*** Begin section ***

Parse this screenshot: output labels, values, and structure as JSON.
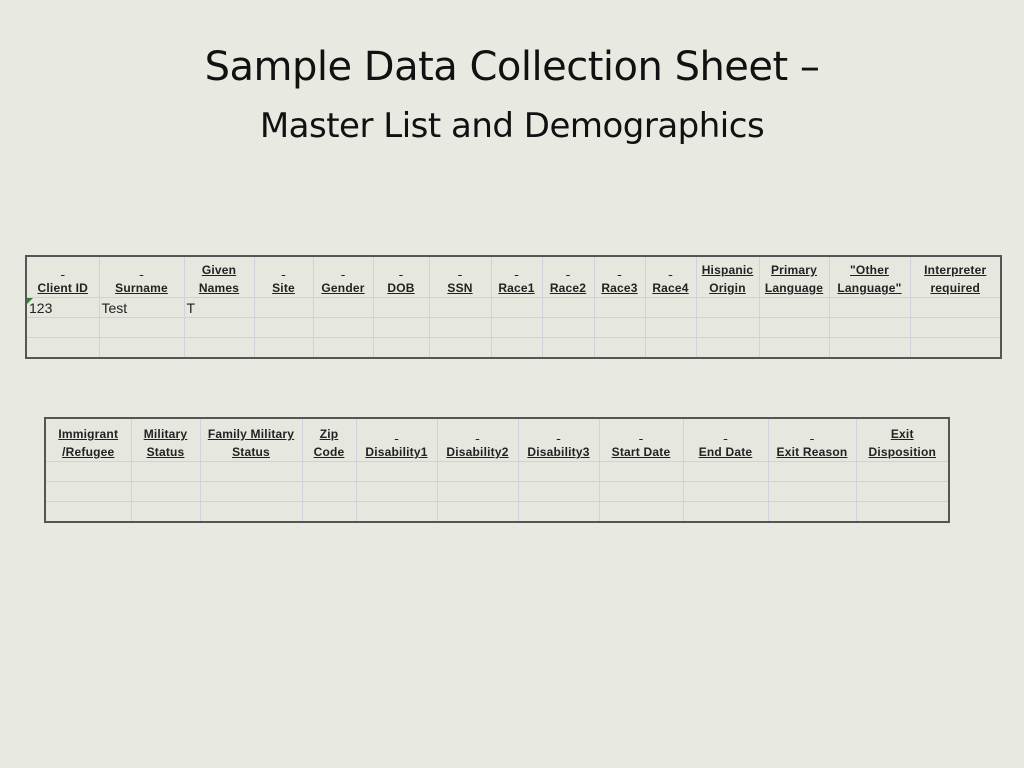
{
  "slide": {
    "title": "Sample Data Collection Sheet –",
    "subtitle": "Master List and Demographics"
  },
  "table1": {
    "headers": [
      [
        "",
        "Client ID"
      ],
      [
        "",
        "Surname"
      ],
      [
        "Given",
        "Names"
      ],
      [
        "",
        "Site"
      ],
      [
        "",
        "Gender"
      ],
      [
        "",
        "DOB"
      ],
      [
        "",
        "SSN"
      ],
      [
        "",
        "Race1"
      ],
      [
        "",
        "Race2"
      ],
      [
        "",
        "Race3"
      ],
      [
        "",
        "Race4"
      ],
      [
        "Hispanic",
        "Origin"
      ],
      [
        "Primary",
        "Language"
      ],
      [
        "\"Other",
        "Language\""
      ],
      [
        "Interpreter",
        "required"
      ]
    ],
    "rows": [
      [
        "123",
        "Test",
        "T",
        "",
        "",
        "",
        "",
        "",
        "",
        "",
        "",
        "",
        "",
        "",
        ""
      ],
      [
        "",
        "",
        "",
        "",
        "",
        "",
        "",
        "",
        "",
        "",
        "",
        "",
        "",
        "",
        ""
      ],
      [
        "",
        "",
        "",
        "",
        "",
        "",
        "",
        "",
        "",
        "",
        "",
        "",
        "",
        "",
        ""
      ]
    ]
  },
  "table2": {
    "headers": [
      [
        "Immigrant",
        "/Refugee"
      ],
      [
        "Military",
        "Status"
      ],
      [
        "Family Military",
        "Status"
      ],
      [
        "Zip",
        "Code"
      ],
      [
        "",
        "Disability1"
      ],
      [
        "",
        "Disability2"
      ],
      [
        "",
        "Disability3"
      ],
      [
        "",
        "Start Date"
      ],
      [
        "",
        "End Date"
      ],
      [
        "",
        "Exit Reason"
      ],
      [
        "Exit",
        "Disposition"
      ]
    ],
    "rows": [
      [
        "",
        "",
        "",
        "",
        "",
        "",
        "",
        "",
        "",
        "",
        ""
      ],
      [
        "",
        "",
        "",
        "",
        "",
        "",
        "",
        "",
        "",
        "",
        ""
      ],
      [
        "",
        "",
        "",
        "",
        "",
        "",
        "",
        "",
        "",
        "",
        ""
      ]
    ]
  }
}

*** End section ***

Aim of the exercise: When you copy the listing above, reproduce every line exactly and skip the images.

Expected answer:
Parse this screenshot: output labels, values, and structure as JSON.
{
  "slide": {
    "title": "Sample Data Collection Sheet –",
    "subtitle": "Master List and Demographics"
  },
  "table1": {
    "headers": [
      [
        "",
        "Client ID"
      ],
      [
        "",
        "Surname"
      ],
      [
        "Given",
        "Names"
      ],
      [
        "",
        "Site"
      ],
      [
        "",
        "Gender"
      ],
      [
        "",
        "DOB"
      ],
      [
        "",
        "SSN"
      ],
      [
        "",
        "Race1"
      ],
      [
        "",
        "Race2"
      ],
      [
        "",
        "Race3"
      ],
      [
        "",
        "Race4"
      ],
      [
        "Hispanic",
        "Origin"
      ],
      [
        "Primary",
        "Language"
      ],
      [
        "\"Other",
        "Language\""
      ],
      [
        "Interpreter",
        "required"
      ]
    ],
    "rows": [
      [
        "123",
        "Test",
        "T",
        "",
        "",
        "",
        "",
        "",
        "",
        "",
        "",
        "",
        "",
        "",
        ""
      ],
      [
        "",
        "",
        "",
        "",
        "",
        "",
        "",
        "",
        "",
        "",
        "",
        "",
        "",
        "",
        ""
      ],
      [
        "",
        "",
        "",
        "",
        "",
        "",
        "",
        "",
        "",
        "",
        "",
        "",
        "",
        "",
        ""
      ]
    ]
  },
  "table2": {
    "headers": [
      [
        "Immigrant",
        "/Refugee"
      ],
      [
        "Military",
        "Status"
      ],
      [
        "Family Military",
        "Status"
      ],
      [
        "Zip",
        "Code"
      ],
      [
        "",
        "Disability1"
      ],
      [
        "",
        "Disability2"
      ],
      [
        "",
        "Disability3"
      ],
      [
        "",
        "Start Date"
      ],
      [
        "",
        "End Date"
      ],
      [
        "",
        "Exit Reason"
      ],
      [
        "Exit",
        "Disposition"
      ]
    ],
    "rows": [
      [
        "",
        "",
        "",
        "",
        "",
        "",
        "",
        "",
        "",
        "",
        ""
      ],
      [
        "",
        "",
        "",
        "",
        "",
        "",
        "",
        "",
        "",
        "",
        ""
      ],
      [
        "",
        "",
        "",
        "",
        "",
        "",
        "",
        "",
        "",
        "",
        ""
      ]
    ]
  }
}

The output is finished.